__TASK PROMPT__:
Find the word "true" below. Copy each line that has it.

__WORKING DATA__:
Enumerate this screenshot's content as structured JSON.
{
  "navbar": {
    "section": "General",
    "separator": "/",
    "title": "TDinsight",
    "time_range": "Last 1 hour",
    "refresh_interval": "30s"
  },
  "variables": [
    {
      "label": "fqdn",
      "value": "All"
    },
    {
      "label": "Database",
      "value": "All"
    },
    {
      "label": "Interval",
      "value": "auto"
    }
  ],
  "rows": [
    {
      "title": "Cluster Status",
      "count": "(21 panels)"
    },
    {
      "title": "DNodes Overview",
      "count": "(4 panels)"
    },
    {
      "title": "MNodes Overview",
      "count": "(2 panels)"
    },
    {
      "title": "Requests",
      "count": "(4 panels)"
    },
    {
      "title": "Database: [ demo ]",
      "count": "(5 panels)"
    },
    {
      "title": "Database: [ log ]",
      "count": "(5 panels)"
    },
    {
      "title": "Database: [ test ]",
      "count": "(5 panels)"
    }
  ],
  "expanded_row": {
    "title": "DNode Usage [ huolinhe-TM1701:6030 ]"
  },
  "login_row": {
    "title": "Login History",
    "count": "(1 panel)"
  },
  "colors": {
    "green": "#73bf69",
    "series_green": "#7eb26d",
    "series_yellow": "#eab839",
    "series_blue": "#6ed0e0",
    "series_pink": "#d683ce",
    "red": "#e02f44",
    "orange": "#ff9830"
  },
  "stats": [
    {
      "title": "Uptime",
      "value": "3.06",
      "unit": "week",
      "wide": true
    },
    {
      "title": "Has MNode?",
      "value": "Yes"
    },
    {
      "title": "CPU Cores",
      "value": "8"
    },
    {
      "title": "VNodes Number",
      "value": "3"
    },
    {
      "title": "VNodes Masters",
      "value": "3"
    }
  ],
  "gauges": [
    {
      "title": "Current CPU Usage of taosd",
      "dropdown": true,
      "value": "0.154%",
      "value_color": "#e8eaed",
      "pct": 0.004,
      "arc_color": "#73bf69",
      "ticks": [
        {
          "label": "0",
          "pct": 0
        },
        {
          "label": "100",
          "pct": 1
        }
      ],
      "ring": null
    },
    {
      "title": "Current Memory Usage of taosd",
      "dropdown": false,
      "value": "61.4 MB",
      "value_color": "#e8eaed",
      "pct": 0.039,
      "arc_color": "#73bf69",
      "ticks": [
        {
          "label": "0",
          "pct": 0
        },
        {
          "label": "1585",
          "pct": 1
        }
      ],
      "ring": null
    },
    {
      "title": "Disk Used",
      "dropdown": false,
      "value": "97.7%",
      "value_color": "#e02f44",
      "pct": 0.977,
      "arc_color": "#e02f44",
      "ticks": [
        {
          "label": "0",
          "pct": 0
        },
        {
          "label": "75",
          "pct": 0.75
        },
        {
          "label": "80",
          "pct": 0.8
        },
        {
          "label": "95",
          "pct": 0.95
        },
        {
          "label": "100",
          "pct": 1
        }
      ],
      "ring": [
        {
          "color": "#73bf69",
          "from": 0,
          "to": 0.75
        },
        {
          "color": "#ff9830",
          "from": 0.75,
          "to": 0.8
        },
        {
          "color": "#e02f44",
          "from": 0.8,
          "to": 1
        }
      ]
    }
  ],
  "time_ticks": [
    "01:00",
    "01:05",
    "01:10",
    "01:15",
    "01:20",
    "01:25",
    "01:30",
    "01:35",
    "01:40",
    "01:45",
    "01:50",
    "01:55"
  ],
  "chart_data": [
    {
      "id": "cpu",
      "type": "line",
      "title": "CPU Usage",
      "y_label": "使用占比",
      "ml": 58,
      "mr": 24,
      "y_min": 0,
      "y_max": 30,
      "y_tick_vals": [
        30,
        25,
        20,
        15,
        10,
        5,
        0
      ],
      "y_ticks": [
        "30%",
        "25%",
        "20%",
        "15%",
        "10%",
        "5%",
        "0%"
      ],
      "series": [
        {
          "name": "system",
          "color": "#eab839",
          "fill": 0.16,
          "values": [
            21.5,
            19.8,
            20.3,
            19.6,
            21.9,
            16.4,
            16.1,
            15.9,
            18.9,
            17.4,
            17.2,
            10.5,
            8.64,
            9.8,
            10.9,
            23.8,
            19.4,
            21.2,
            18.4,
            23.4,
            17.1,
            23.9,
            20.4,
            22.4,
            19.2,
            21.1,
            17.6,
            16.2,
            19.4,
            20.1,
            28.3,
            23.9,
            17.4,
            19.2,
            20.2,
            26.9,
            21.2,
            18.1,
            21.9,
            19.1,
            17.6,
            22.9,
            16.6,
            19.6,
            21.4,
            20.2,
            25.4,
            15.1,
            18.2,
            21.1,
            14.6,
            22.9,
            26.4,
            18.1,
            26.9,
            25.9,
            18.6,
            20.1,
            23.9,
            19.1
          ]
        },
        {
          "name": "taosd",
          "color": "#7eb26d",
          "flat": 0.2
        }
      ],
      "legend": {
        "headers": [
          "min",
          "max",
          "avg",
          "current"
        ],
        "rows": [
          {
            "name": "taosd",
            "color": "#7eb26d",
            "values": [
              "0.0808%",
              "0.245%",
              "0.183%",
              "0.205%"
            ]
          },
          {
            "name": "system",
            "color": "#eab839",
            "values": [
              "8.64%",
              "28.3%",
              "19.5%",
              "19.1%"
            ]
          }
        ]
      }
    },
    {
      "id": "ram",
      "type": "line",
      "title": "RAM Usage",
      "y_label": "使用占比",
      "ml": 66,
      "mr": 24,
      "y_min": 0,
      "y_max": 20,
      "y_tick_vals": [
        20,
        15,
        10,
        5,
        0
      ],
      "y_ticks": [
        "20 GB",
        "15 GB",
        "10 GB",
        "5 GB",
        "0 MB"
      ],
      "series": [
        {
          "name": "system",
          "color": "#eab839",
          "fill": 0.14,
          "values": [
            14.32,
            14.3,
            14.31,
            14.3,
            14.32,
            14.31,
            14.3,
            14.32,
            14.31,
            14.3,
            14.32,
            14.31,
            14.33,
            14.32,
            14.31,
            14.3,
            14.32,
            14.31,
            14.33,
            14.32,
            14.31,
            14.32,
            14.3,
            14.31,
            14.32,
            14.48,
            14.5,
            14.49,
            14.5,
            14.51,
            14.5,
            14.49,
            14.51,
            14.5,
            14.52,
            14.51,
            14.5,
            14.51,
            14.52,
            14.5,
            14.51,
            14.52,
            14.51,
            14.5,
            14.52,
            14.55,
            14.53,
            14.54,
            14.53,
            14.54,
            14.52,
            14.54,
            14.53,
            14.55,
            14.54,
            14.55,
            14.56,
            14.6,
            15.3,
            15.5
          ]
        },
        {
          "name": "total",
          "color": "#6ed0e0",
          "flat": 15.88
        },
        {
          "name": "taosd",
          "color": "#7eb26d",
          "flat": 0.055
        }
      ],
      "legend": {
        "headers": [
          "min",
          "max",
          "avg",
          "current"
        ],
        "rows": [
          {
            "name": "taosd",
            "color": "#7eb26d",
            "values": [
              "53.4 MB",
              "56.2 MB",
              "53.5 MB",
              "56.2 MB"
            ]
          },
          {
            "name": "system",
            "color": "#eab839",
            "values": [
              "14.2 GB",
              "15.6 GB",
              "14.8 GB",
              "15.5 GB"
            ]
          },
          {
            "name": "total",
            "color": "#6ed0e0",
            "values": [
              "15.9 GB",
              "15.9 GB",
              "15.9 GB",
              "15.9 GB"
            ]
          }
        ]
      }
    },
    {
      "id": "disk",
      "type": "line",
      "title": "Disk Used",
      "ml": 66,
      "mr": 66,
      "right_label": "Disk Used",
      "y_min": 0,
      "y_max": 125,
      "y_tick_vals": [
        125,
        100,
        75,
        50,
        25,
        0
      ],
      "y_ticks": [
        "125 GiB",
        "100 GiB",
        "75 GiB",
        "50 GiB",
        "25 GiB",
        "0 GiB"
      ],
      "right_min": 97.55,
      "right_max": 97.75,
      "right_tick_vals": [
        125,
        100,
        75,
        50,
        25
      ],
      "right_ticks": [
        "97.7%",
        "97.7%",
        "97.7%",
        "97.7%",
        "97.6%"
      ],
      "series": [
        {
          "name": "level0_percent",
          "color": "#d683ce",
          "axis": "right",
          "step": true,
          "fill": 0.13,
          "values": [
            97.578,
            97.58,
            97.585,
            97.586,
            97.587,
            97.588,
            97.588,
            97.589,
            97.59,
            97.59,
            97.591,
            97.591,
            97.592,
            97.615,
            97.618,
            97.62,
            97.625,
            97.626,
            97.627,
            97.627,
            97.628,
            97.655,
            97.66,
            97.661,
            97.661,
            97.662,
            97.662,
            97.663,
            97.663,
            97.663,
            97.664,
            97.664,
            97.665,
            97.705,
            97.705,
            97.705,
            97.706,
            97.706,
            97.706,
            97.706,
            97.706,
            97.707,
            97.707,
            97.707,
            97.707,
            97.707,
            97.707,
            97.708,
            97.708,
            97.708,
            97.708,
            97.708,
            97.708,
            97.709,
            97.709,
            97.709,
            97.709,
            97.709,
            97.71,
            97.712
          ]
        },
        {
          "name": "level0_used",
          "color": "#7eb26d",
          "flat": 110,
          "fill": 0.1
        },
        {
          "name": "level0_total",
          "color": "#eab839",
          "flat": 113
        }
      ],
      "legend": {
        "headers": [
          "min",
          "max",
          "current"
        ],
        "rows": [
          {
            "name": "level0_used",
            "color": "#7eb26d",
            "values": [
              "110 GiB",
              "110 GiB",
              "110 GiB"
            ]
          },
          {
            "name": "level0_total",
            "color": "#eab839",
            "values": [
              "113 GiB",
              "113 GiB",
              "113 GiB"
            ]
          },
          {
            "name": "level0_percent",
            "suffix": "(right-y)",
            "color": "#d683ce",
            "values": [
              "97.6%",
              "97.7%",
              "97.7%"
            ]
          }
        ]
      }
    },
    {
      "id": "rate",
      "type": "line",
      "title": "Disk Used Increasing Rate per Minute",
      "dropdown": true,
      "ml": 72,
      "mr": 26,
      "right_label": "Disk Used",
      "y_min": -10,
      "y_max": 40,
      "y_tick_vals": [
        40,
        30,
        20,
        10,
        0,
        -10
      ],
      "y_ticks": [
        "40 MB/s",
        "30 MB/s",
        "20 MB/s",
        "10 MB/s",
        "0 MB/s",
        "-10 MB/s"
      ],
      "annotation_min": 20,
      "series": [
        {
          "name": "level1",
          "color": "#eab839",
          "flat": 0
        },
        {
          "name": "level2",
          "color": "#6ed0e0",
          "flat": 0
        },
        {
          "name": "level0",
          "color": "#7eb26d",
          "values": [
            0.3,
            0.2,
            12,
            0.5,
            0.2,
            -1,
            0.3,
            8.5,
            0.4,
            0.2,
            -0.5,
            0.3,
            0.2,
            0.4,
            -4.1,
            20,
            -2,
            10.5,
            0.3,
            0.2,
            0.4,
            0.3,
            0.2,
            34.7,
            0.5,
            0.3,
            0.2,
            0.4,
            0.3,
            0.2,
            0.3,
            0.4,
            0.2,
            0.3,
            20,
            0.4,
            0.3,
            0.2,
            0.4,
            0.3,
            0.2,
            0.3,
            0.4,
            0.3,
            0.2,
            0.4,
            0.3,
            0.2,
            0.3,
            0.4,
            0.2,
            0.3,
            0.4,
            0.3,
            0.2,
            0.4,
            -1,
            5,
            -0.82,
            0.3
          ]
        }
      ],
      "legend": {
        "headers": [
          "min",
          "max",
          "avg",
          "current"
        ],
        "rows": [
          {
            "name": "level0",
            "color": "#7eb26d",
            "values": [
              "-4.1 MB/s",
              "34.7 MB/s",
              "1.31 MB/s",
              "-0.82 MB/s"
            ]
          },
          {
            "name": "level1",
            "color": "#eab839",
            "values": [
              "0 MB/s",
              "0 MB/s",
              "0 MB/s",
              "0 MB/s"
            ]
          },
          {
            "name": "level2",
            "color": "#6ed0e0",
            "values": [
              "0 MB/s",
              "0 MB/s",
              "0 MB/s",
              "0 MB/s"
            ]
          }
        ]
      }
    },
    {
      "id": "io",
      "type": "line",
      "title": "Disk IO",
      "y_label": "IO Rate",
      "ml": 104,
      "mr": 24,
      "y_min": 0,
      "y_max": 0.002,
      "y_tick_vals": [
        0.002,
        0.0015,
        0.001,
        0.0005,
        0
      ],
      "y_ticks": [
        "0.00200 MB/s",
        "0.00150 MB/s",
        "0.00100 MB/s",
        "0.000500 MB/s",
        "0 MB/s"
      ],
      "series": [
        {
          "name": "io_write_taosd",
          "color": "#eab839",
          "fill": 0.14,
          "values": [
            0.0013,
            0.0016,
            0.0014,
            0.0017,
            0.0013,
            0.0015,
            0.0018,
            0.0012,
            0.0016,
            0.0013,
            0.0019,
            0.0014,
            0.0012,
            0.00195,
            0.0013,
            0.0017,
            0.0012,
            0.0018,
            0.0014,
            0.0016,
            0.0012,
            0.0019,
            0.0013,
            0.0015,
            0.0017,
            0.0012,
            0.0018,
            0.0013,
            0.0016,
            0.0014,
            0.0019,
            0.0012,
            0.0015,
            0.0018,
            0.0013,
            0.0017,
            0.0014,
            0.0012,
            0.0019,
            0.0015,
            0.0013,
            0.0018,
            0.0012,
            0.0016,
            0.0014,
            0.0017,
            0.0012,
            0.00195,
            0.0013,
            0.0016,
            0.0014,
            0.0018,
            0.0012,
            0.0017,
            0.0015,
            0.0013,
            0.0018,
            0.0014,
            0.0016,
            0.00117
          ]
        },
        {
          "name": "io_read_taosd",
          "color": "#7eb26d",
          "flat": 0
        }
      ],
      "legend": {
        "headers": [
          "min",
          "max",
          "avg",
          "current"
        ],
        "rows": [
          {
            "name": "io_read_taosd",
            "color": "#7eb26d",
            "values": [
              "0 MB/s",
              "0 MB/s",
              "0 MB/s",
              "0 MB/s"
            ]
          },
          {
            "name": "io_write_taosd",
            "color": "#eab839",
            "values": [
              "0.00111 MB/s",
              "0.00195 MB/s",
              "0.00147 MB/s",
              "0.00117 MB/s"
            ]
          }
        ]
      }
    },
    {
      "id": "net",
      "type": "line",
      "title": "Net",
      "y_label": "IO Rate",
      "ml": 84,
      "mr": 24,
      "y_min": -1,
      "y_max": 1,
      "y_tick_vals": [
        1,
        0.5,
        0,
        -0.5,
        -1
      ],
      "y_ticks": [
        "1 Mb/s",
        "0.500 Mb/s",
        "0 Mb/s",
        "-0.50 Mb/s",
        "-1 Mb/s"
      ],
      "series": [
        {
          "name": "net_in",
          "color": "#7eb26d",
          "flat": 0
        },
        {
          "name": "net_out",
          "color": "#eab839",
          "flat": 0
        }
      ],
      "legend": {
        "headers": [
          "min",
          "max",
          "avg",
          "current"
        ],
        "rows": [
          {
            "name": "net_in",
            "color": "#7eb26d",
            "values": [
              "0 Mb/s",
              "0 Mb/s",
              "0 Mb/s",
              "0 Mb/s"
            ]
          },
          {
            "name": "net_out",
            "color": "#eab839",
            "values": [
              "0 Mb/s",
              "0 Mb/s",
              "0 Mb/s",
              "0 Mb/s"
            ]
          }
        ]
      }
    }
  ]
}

__EXERCISE OUTPUT__:
      "wide": true
      "dropdown": true,
          "step": true,
      "dropdown": true,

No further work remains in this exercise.